Keynote. MacHack keynotes are legendary events that start at midnight and continue for hours, with well known speakers such as Ted Nelson, John Warnock, Steve Wozniak, Andy Ihnatko, and numerous others. This year’s lead-off keynote at ADHOC was ably given by David Pogue, who initially seemed a little shocked by the extreme level of interactivity traditionally shown by the audience. But David rolled with it, and quickly drew everyone in with his witty song parodies and jokes. His Panther tips were a challenge to members of the audience, which tried (successfully on a number of occasions) to tell David things he didn’t know. The second night’s keynote (also at midnight) was delivered by Apple’s Steve Hayman, substituting for an ill Jordan Hubbard. Steve drew on his experience with Apple’s large education installations (the places that have thousands of iBooks in school systems) and years of working with Unix to give a talk that was both hilarious and useful, in that he showed how simple it was to use development tools like AppleScript Studio to marry a graphical interface and a command line utility. +2 points.
Free wireless Internet access. Although it has long been commonplace for MacHack to offer free wireless Internet access, this year was notable for its lack of networking problems. Steve Yuhasz, who always runs the network, may have dodged some of them by requiring that everyone sign up for a static IP number, thus eliminating any confusion about who would be responsible for network problems. So the network access was flawless this year, and the T-1 donated by Speakeasy worked well other than a few hours of emergency maintenance time. And although the conference didn’t specifically coordinate SubEthaEdit notetaking, I ran it during the ADHOC Showcase, and a number of people asked for my notes afterwards. +1 point.
Great deals. Short of the 50 percent off any Take Control order we gave attendees, there weren’t any other deals I was aware of this year. 0 points.
Freebies. There were tons, and it seemed that everyone went home with books from O’Reilly, a wide variety of t-shirts, mugs, and stickers. The big prizes came from Nvidia, which raffled off a number of high-end video cards. +1 point.
Snacks. ADHOC provides not only snacks and a constant supply of drinks but two lunches, a brunch, several pizza dinners, a banquet dinner, and an ice cream social. The snacks and drinks have tended toward serious junk food, which was why we donated money for fruit, but there was no reason to go hungry. My only complaint was that hotel food this year was below the standard of last year, and decidedly sub-par. +1 point.

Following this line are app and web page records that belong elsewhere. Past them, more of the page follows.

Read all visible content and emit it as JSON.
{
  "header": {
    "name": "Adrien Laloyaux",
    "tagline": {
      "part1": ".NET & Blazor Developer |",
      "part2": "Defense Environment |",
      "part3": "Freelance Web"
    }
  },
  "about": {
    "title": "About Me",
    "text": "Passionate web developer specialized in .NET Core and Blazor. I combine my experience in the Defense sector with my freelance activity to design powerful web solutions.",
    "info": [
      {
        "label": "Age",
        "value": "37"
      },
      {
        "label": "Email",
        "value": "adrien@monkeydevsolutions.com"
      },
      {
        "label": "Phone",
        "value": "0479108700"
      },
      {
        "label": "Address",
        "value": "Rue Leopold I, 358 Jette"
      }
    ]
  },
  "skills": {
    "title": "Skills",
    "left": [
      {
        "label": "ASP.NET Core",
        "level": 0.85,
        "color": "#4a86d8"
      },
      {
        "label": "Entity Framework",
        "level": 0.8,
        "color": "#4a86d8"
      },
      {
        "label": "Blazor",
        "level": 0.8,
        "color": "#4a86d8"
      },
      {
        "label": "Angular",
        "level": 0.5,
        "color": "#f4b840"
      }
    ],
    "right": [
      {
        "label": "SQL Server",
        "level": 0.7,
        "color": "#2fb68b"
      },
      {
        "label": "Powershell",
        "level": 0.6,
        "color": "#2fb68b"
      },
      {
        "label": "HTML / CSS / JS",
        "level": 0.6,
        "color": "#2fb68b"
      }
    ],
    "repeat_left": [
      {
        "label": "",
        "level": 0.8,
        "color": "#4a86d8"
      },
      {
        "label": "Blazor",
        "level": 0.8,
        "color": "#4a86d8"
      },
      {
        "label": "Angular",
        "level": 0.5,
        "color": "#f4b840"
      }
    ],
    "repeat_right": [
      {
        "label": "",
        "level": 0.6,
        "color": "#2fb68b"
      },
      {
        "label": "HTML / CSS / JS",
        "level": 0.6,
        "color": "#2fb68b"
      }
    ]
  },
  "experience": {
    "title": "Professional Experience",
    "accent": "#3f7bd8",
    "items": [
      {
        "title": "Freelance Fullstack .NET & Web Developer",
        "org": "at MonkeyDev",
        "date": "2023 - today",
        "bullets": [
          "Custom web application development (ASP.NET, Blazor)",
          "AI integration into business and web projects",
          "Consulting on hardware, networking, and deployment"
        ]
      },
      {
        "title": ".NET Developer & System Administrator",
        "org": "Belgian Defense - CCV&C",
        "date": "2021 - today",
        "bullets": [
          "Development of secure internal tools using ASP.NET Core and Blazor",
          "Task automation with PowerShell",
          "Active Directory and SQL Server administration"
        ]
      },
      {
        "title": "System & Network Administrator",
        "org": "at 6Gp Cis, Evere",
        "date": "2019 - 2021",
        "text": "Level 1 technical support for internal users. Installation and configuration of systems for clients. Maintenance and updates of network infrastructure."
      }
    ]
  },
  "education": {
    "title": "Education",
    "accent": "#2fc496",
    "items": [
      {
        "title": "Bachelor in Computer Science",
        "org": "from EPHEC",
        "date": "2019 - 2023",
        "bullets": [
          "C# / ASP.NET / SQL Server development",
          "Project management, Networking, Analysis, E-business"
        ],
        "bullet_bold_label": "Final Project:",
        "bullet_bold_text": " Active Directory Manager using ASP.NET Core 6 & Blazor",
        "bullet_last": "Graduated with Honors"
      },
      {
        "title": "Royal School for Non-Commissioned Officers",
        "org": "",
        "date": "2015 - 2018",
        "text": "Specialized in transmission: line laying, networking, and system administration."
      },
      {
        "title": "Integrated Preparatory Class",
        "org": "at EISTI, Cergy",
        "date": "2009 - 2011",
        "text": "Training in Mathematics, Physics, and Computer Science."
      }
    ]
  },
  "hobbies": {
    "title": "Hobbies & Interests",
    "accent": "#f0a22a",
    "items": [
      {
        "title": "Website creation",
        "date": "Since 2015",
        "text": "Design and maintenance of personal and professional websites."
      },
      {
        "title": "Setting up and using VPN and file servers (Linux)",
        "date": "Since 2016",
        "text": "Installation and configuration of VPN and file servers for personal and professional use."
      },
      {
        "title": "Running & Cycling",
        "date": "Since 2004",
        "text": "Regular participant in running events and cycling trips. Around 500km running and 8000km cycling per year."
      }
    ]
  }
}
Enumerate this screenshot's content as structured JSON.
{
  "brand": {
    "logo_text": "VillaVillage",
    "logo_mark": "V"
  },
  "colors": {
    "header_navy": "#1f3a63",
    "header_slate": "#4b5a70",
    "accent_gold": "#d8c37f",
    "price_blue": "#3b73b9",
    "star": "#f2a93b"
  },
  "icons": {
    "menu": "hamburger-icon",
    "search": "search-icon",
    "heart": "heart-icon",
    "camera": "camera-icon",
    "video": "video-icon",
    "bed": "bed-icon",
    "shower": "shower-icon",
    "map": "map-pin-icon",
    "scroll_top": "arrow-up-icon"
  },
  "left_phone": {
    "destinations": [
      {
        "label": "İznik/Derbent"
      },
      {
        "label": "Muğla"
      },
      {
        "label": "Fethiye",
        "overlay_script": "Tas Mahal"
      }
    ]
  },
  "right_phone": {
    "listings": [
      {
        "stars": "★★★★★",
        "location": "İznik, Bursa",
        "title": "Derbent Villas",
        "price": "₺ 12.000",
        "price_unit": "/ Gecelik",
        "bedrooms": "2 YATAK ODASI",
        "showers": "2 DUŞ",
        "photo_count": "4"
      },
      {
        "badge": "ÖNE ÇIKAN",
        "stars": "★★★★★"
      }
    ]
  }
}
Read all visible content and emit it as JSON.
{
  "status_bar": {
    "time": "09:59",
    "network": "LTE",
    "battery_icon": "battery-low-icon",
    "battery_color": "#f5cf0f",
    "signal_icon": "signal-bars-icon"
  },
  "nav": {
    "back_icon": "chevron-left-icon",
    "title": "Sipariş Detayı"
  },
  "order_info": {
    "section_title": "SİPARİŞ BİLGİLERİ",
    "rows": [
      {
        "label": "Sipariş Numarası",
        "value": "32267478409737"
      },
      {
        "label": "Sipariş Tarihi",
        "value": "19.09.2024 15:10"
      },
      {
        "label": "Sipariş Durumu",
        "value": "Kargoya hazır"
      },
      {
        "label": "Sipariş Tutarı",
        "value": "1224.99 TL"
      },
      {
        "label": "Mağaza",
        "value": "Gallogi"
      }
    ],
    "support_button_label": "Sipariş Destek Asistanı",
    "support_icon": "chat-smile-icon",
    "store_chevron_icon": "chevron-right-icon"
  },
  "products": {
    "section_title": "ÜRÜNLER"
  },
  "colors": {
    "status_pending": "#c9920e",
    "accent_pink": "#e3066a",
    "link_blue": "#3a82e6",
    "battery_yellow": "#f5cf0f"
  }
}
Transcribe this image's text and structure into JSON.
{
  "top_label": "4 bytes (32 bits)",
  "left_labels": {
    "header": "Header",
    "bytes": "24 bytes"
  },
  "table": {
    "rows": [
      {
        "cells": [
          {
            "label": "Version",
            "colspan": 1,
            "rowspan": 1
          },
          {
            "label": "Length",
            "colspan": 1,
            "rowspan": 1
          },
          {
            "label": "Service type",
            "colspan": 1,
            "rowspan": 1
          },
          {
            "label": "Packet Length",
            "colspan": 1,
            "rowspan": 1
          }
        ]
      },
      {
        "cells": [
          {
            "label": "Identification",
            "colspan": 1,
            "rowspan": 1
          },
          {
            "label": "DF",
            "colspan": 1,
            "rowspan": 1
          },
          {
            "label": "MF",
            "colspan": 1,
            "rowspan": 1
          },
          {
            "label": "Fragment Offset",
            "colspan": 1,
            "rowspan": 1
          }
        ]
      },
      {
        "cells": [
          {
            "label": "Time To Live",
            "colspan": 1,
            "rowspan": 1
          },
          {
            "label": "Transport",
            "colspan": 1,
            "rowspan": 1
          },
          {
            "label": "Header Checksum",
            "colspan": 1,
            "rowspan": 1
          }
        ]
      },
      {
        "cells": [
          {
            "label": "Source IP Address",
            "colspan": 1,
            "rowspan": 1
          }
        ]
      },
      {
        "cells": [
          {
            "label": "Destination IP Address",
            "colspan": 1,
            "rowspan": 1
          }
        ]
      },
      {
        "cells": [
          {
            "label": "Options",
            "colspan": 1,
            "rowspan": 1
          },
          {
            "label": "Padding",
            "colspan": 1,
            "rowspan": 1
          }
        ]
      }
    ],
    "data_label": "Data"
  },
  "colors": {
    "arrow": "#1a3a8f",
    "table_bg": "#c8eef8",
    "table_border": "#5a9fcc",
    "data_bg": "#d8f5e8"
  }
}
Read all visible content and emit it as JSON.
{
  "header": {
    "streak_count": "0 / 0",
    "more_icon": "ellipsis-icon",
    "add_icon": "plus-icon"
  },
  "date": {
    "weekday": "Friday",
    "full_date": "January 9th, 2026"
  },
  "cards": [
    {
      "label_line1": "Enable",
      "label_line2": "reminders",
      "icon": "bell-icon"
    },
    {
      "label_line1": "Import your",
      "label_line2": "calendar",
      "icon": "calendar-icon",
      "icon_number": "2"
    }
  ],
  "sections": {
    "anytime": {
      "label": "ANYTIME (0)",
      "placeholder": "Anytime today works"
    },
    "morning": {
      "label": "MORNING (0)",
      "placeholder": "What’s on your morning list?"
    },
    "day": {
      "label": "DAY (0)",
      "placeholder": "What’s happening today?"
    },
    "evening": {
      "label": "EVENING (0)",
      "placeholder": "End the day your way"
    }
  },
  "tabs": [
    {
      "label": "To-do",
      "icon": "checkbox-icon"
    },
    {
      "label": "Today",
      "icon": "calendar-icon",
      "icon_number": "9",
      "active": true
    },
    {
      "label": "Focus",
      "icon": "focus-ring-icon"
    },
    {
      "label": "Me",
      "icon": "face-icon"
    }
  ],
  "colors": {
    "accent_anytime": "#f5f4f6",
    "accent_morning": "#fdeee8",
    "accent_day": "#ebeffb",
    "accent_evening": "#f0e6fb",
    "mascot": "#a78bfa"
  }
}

Fun. It’s almost impossible to convey how much fun people have at ADHOC, but suffice to say that there are people who use vacation time to come each year. To be fair, the conference might be less fun for people who have trouble interacting socially with geeks, but my experience as a non-programmer was still stellar. +2 points.
Community. The entire point of ADHOC is community, and the hotel lobby is always occupied by attendees working on their hacks or just hanging out and talking. Deals are made, relationships are cemented, and the standard farewell is, "See you next year, if not before." Younger attendees aren’t just tolerated, they’re welcomed and encouraged, and perhaps the only negative I could think of in this category is that it would be nice if more women attended. This year was no different. +2 points.
I’d like to reiterate that these ratings should not be compared to those I gave Macworld Expo recently; to do so would be to compare apples and oranges. I hope the ratings give you a sense of whether you’d like to attend next year; I’ll certainly be there. And for those regular attendees who skipped this year, we missed you, but it was definitely your loss. See you all next year, if not before!